Growing up in New Jersey, Sara Zhou wasn’t much involved in activities involving Chinese culture, even though her parents are originally from China. Looking for a community as a freshman at Penn, she found the Penn Lions student dance troupe.
Now a senior and president of the one-of-a-kind performing arts group, she says the troupe is like family, central to her college experience.
“Through lion dance, I have had a really special opportunity to connect with my Chinese culture,” says Zhou, a cognitive science major from Oakland, N. J.
“Everyone in Penn Lions is my best friend,” she says. “I feel like I can call on anyone unconditionally and they will help out.”
Founded in 2007, the troupe today has about two dozen members who are pursuing a variety of majors in all four undergraduate schools, and a few graduate schools, across the University. The group practices the Hok San style of lion dance, which combines the martial arts traditions of Southern China with cat-like movements and flashy acrobatic tricks.
Jia Wei Teo, a junior in the Wharton School, says she joined the group for three reasons: social, cultural, and athletics. “I was a very shy person my freshman year. I flew 30 hours to get here from Malaysia, and it was intimidating and it seemed hard to make friends,” she says. “Joining Lions was the best decision. It’s like my family.”

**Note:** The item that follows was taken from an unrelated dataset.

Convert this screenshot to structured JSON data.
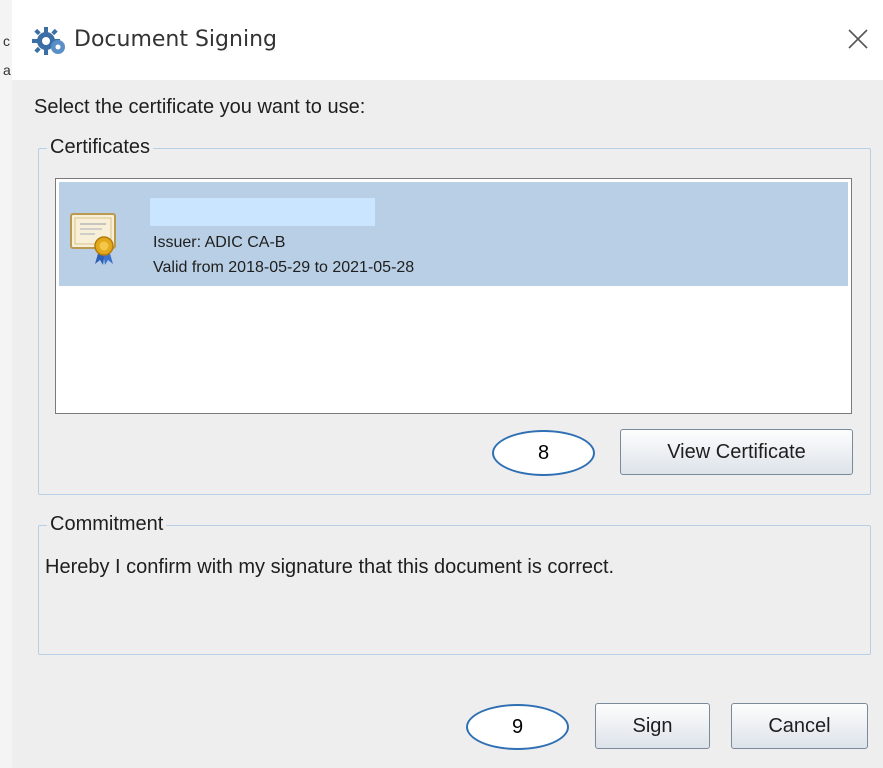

February is the group’s busiest month because of Lunar New Year celebrations: this Year of the Pig started on Feb. 5. The Lions have performances scheduled on Penn’s campus at several of the College Houses, including Kings Court English and Stouffer. Lion dancing can also be performed during other occasions throughout the year, including campus events, weddings, business openings, and school festivals.
“Our goal is to spread this culture that we care a lot about to people who may not have been exposed to it before,” Zhou says. “The purpose is to spread good luck and good fortune.”
A typical performance features two lions, with two students each, one in the huge colorful head and another in the fur-fringed tail. “We have different tricks we do where the person in the tail lifts the person in the head,” Zhou says. “We train intensively to perform these tricks, called stacks, safely.”
Each move, signaled by a unique drumbeat, has significance. This season’s performance tells the story of an old lion and a young lion trying to get out of a cave. The young lion is scared as it approaches the entrance, and the old lion guides it through. The lions then “eat” a head of lettuce and throw it to the audience in a sequence commonly known as “cai qing”.
The lions also unfurl red scrolls with new year sayings in gold: 万事如意, wàn shì rú yì, “may everything go well with you” and 恭喜发财, gōng xǐ fā cái, which wishes wealth and prosperity.
“The climax of the performance is to overcome a challenge and share and spread the good luck,” says Kenneth Shinn, a sophomore from Santa Rosa, Calif.
“Cai qing,” or “plucking the greens,” is designed to signify finding fortune, based on different meanings of the Chinese word cai. Cǎi qīng (采青) means “plucking the greens”, while cái qīng (财青) represents spreading good fortune. The same homonyms apply in both Mandarin and Cantonese.
“For the lion dance, these words actually line up in both dialects,” says Shinn who plans to double-major in economics and engineering. “It’s a cool consistency between these two Chinese dialects, where pronunciations of similar words can be vastly different.”
A select few members, including Shinn and Zhou, take turns at the drum, driving the performance with its reverberating beat. Four others accompany on cymbals. “We consider the drum to be the heartbeat of the lion,” Zhou says. “The drum dictates the performance of the lion.”
The rehearsals are athletic and demanding, two hours on Thursday, three hours on Saturday, and an extra optional practice on Friday. The team practices every day around the Lunar New Year, taking turns using the five lion costumes, each with a different dominant color: gold, blue, purple, red, or yellow.
“This has given me an appreciation for art, how we teach art, and how we lead a group of people to do something that is really, really spectacular,” says Zhou. “We help people achieve something that they may think they can’t achieve by themselves.”
The older members teach the new ones, helping them with the challenging dance moves, some of which require one to lift another onto their head. Alumni often return to help coach. Completely student-run, Penn Lions is supported by the Penn Student Activities Council which helps with funding, including buying the lion costumes.
“Our goal for training is to teach the new members as much as possible in their first year, so when they become sophomores they become general troupe members, and everyone is the same skill level,” Shinn says.
“That keeps us student run, to keep us teaching each other. It gives us that closure and that intrinsic family-like bond that our group has,” he continues. “We are not only each other’s mentors, but we are each other’s students, and friends.”
Although most members are of Asian descent, everyone is welcome to join the group. “If you have a passion for learning lion dance,” Zhou says. “we wholeheartedly welcome you.”